=== Records excerpted from a collection ===
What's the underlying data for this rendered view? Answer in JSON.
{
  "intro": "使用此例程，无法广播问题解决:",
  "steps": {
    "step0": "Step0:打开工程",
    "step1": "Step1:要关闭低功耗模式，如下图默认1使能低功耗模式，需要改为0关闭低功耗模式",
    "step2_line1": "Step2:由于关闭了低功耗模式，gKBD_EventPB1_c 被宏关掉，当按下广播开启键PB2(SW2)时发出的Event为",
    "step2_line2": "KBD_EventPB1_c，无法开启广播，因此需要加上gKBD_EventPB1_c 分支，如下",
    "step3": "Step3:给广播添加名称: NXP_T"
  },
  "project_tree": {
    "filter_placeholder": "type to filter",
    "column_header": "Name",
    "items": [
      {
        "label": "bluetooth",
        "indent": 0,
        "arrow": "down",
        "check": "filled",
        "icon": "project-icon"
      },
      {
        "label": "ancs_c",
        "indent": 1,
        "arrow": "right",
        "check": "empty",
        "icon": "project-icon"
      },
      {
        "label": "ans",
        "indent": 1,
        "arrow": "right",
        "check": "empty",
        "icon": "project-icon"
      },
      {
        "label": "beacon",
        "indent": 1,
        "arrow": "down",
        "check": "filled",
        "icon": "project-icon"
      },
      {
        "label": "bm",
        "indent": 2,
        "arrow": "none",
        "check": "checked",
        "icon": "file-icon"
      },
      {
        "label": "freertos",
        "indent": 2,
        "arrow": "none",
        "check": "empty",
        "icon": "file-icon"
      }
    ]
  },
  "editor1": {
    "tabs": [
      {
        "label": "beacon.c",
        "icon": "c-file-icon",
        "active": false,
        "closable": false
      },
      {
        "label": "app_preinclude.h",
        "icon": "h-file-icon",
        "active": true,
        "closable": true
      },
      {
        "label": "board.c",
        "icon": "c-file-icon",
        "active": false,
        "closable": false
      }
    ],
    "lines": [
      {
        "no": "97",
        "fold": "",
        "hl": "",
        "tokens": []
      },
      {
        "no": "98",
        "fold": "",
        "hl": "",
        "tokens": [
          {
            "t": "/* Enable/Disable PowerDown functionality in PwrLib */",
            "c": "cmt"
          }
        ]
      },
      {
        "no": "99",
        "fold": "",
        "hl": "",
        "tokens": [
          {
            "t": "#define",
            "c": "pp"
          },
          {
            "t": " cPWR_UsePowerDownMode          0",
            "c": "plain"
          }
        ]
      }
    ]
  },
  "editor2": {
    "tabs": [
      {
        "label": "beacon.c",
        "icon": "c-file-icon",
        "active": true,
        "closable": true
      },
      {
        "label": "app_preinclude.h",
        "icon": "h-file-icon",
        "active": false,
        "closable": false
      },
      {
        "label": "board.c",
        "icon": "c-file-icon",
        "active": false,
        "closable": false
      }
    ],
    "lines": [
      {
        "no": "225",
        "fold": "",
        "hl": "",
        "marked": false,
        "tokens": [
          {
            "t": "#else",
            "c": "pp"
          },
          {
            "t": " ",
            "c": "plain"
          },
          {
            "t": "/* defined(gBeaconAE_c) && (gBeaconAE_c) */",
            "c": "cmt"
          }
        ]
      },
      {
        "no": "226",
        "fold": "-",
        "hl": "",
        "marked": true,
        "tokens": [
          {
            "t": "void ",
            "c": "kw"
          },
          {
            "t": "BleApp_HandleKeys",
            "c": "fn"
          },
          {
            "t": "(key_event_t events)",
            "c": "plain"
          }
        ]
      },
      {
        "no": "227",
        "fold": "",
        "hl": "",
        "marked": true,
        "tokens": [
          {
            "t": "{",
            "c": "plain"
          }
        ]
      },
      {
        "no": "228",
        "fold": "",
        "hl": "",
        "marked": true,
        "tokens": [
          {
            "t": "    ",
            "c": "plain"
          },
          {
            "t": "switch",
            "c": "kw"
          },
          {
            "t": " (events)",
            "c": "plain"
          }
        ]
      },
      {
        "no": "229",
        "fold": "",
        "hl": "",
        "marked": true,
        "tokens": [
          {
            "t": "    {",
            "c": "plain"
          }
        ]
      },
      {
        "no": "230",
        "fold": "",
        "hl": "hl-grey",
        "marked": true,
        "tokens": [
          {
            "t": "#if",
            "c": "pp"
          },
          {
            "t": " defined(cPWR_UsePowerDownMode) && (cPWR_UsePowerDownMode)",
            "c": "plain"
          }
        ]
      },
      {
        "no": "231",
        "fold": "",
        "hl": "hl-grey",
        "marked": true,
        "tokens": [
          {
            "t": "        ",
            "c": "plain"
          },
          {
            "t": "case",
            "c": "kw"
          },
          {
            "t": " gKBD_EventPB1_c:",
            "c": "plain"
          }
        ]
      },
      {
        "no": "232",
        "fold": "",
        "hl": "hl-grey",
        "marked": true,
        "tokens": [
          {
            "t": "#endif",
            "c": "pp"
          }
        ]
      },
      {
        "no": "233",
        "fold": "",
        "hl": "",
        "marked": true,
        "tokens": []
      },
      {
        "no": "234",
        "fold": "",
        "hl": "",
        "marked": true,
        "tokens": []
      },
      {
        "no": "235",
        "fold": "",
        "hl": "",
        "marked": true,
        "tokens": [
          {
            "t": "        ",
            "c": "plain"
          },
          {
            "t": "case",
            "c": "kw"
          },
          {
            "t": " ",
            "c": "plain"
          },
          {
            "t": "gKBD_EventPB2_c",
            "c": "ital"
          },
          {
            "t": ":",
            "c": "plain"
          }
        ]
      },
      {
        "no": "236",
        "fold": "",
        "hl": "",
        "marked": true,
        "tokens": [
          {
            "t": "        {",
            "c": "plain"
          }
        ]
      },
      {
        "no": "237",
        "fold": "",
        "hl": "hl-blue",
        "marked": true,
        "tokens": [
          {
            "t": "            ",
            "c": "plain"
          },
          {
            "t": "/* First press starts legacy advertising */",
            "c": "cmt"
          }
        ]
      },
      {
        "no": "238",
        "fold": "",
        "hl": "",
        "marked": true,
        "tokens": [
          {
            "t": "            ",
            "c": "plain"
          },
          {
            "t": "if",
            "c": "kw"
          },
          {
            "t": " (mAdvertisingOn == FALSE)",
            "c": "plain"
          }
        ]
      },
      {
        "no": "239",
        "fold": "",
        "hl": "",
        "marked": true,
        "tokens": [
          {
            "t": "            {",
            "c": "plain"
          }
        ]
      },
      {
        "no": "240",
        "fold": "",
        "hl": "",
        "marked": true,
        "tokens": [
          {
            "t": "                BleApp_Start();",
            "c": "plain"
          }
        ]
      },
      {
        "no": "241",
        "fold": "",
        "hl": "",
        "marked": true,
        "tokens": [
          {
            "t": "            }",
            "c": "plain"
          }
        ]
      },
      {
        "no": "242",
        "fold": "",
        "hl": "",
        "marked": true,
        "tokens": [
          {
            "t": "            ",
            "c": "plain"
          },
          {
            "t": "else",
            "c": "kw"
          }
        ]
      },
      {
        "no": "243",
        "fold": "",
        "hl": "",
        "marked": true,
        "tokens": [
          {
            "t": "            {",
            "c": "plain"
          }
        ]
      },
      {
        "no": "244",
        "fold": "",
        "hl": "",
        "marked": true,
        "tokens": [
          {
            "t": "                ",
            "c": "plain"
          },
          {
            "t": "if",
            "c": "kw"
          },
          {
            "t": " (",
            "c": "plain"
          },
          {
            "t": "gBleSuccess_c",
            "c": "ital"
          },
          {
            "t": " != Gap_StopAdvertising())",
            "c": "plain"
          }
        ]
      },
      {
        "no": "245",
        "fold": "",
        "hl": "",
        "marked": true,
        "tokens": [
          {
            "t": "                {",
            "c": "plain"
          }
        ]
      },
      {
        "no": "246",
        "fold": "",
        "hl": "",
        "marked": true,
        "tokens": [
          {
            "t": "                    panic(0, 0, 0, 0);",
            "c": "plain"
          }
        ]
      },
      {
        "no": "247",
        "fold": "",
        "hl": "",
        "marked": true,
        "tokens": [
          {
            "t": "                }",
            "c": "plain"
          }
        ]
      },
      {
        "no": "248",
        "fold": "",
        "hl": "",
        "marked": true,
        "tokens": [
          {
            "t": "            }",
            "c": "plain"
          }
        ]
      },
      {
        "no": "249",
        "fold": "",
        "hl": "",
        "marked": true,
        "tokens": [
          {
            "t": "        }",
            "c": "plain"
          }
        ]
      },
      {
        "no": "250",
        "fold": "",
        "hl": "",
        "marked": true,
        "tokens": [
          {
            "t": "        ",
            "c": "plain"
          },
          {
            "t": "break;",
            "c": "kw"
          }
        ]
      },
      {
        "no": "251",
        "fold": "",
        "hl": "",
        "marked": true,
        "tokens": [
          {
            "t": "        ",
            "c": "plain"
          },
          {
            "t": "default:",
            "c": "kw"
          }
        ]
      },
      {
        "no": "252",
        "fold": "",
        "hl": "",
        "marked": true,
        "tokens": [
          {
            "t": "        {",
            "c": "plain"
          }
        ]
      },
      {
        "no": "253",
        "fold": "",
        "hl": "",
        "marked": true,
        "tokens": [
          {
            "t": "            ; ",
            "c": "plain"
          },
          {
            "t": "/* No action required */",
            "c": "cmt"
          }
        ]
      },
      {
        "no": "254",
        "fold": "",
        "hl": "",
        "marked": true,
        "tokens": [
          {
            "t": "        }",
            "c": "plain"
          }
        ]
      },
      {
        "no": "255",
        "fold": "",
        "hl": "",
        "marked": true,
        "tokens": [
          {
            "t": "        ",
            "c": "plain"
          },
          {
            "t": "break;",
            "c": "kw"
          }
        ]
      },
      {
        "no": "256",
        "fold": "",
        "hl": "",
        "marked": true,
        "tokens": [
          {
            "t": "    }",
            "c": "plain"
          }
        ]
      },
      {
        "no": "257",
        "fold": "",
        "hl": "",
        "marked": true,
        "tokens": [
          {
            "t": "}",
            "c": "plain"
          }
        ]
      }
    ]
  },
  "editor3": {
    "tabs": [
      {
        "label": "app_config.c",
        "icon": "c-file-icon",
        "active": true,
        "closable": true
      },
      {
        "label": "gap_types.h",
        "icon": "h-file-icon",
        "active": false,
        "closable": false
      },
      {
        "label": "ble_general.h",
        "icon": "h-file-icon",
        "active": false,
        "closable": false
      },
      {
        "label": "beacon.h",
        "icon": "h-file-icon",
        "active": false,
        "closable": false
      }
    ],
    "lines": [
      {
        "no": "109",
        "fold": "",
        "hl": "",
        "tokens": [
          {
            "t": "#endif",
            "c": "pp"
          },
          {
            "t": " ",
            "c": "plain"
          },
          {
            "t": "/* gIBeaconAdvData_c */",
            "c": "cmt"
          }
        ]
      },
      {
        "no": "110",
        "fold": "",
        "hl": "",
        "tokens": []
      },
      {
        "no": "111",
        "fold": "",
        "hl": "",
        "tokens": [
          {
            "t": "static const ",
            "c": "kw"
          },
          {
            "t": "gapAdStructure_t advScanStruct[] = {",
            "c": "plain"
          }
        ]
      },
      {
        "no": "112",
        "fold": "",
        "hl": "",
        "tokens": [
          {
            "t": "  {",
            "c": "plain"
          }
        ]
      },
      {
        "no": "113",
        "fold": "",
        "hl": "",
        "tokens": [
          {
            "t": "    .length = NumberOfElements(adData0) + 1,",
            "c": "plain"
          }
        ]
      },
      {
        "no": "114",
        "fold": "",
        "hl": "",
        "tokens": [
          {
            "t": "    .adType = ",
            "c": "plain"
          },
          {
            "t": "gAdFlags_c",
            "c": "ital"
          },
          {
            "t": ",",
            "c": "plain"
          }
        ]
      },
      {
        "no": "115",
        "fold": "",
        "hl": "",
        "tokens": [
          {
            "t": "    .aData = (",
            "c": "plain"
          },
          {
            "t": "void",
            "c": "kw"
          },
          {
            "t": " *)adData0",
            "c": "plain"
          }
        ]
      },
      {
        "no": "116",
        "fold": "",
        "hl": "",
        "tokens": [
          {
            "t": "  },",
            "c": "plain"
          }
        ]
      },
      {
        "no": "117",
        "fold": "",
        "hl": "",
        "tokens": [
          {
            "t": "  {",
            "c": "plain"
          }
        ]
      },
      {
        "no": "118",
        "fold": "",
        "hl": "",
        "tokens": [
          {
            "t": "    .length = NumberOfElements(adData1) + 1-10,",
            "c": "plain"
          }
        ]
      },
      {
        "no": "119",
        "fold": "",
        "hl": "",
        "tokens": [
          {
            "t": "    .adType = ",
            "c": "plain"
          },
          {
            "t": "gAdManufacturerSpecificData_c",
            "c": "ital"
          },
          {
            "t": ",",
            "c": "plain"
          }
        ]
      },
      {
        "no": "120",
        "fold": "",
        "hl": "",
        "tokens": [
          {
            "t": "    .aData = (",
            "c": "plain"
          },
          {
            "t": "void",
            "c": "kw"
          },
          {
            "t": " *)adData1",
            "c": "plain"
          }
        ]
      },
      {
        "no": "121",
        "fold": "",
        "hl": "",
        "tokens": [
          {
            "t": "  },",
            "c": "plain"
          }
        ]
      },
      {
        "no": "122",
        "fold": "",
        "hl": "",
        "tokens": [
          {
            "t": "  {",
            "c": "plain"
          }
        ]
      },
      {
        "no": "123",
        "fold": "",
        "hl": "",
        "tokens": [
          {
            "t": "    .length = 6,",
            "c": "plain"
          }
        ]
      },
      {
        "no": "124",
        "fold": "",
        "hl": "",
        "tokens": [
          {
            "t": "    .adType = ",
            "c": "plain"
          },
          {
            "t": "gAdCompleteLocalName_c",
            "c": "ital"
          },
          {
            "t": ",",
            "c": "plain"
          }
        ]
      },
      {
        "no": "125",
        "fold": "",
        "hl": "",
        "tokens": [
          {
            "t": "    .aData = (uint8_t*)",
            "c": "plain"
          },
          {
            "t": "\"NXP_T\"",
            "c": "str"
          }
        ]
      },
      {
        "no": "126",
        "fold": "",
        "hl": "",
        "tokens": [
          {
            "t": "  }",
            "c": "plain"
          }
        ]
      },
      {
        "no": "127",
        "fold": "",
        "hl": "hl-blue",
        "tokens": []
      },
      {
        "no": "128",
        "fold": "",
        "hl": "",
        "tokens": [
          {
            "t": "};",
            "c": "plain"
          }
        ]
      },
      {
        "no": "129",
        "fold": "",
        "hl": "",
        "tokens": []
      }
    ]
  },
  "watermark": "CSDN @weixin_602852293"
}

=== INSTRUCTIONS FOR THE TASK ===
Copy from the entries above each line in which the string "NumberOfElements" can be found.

=== EXPECTED OUTPUT ===
            "t": "    .length = NumberOfElements(adData0) + 1,",
            "t": "    .length = NumberOfElements(adData1) + 1-10,",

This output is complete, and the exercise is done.